In this chapter the MCP3008 is used because it is readily available and provides a good performance at low cost, but the other devices in the family work in the same way and could be easily substituted.
The MCP3008 is available in a number of different packages, but the standard 16-pin PDIP is the easiest to work with using a prototyping board. You can buy it from the usual sources including Amazon if you need one in a hurry.
Its pin outs are fairly self explanatory:
You can see that the analog inputs are on the left and the power and SPI bus connections are on the right. The conversion accuracy is claimed to be 10 bits but how many of these bits correspond to reality and how many are noise depends on how you design the layout of the circuit.
You need to take great care if you need high accuracy. For example, you will notice that there are two voltage inputs, VDD and VREF. VDD is the supply voltage that runs the chip and VREF is the reference voltage that is used to compare the input voltage. Obviously if you want highest accuracy VREF, which has to be lower than or equal to VDD, should be set by an accurate low noise voltage source - however in most applications VREF and VDD are simply connected together and the usual, low quality supply voltage is used as the reference. If this isn't good enough then you can use anything from a zener diode to a precision voltage reference chip such as the TL431. At the very least however you should add a 1uF capacitor between the VDD pin and the VREF pin to ground.
The MC3000 family is a type of AtoD called a successive approximation converter. You don't need to know how it works to use it, but it isn't difficult. The idea is that first a voltage is generated equal to VREF/2 and the input voltage is compared to this. If it is less, the most significant bit is a zero; and if it is more than or equal to it then it is a one. At the next step the voltage generated is VREF/2+VREF/4 and the comparison is repeated to generate the next bit.
You can see that successive approximation fits in well with a serial bus as each bit can be obtained in the time needed to transmit the previous bit. However, the conversion is relatively slow and a sample and hold circuit has to be used to keep the input to the converter stage fixed. The sample and hold takes the form of a 20pF capacitor and a switch.
The only reason you need to know about this is that the conversion has to be complete in a time that is short compared to the discharge time of the capacitor - so for accuracy there is a minimum SPI clock rate as well as a maximum.
Also, to charge the capacitor quickly enough for it to follow a changing voltage, it needs to be connected to a low-impedance source. In most cases this isn't a problem, but if it is you need to include an op amp.
If you are using an op amp buffer then you might as well implement a filter to remove frequencies from the signal that are too fast for the AtoD to respond to - an anti-aliasing filter. How all this works takes us into the realm of analog electronics and signal processing and well out of the core subject matter of this book.
You can also use the AtoD channels in pairs - differential mode - to measure the voltage difference between them.

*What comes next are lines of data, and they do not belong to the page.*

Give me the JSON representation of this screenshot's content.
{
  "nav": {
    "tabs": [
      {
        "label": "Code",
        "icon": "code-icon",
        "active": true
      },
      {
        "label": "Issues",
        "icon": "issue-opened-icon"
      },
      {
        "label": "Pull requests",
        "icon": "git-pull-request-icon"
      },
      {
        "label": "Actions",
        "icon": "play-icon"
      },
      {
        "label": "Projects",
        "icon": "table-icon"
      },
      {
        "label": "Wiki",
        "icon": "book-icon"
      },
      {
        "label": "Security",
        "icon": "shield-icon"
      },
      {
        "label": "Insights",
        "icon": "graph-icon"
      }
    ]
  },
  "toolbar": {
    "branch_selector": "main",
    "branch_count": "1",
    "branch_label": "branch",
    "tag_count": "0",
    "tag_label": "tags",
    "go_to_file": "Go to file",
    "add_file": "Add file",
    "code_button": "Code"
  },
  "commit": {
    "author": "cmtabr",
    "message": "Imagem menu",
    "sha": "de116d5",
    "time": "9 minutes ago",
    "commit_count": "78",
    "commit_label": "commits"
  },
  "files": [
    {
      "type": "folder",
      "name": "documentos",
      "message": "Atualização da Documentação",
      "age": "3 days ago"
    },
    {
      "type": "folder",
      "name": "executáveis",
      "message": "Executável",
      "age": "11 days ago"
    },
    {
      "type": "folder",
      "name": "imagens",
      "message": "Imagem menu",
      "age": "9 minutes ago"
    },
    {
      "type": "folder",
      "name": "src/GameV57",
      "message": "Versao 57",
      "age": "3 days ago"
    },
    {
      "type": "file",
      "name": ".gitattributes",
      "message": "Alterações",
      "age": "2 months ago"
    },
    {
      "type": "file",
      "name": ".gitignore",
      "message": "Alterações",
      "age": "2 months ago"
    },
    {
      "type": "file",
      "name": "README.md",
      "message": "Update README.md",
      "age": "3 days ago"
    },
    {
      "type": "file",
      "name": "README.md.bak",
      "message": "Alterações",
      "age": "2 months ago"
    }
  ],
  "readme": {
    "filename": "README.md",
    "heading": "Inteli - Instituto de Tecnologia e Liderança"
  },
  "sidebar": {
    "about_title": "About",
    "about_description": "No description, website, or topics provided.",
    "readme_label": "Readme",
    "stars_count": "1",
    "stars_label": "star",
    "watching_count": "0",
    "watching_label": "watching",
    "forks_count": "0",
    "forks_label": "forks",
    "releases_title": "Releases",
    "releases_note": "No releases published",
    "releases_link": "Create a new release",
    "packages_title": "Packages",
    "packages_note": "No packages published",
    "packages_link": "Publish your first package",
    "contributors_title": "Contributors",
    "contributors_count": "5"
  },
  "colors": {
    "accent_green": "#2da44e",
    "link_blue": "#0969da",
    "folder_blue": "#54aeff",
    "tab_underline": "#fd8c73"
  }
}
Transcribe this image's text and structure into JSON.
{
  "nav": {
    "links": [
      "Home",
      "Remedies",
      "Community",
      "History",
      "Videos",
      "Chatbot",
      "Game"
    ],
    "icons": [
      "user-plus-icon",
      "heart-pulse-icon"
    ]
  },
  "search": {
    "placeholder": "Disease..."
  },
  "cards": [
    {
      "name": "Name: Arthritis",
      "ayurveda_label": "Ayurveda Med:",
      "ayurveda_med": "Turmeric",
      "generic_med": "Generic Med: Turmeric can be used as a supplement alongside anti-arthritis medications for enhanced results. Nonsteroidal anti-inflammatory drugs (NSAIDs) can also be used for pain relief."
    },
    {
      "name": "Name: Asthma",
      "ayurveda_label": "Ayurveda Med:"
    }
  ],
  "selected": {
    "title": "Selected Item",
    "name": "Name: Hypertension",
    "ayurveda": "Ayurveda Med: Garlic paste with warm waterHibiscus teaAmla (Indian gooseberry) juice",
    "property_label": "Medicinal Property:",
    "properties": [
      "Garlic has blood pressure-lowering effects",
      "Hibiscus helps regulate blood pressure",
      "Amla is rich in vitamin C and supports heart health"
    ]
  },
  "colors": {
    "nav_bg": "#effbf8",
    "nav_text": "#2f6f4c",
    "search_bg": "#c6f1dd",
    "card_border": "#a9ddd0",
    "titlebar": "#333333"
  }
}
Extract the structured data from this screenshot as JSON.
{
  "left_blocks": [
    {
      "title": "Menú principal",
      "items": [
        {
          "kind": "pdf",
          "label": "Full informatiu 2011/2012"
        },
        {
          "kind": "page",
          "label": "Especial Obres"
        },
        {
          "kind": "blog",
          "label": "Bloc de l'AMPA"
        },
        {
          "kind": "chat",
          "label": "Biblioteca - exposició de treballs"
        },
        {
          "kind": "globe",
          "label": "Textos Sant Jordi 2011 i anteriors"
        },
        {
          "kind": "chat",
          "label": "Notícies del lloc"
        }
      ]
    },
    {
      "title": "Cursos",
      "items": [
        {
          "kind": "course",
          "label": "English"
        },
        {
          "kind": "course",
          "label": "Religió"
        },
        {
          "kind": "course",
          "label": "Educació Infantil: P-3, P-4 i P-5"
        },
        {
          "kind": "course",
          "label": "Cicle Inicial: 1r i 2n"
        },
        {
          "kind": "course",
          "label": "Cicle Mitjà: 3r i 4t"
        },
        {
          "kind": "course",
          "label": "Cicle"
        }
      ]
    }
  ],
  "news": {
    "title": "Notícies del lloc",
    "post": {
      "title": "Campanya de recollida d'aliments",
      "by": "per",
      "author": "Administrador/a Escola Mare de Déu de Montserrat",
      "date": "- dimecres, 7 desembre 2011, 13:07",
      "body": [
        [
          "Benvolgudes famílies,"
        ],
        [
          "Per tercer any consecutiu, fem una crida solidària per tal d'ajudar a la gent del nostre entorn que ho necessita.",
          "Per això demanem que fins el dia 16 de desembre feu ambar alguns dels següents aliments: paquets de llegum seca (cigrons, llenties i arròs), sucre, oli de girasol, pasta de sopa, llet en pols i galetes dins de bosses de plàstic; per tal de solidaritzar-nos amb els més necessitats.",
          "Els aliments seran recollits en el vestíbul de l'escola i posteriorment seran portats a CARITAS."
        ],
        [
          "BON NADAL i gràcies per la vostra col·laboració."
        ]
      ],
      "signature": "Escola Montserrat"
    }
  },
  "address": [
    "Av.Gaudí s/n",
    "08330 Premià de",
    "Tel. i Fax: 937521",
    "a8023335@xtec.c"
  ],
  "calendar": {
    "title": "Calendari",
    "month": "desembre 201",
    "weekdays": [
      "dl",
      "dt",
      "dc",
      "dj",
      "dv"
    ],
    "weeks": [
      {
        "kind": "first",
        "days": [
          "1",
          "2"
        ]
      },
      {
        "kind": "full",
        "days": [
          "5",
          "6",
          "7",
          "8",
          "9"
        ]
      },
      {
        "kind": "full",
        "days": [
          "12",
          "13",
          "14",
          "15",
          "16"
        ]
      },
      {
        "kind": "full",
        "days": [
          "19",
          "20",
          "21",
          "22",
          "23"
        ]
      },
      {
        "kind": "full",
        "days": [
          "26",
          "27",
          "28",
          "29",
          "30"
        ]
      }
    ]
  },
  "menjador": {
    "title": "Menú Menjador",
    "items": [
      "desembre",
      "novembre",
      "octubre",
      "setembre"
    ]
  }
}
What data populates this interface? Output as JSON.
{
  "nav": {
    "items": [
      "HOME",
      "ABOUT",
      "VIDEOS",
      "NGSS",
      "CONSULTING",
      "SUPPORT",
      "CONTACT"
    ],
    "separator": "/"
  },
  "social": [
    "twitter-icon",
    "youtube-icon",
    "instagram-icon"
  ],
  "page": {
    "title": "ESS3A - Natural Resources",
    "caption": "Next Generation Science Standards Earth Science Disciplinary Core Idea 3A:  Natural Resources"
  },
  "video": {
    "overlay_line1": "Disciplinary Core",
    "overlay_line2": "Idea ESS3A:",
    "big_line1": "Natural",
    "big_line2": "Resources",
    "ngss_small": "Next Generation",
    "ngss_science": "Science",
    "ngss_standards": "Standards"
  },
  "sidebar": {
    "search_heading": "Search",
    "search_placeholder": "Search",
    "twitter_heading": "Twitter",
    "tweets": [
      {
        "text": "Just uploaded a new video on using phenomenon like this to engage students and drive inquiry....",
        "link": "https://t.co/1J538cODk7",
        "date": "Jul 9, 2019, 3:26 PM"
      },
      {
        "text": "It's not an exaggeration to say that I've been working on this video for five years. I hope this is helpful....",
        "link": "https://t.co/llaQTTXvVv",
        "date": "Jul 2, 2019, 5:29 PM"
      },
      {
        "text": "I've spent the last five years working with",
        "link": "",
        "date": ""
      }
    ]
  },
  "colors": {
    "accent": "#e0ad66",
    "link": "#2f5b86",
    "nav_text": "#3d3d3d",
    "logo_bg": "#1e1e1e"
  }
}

For example, in differential mode you measure the difference between CH0 and CH1, i.e. what you measure is CH1-CH0. In most cases you want to use all eight channels in single-ended mode.
In principle, you can take 200K samples per second, but only at the upper limit of the supply voltage VDD=5V falling to 75K samples per second at its lower limit of VDD=2.7V.
The SPI clock limits are a maximum of 3.6MHz at 5V and 1.35MHz at 2.7V. The clock can go slower, but because of the problem with the sample and hold mentioned earlier it shouldn't go below 10kHz.
How fast we can take samples is discussed later in this chapter.
|Last Updated ( Monday, 20 June 2016 )|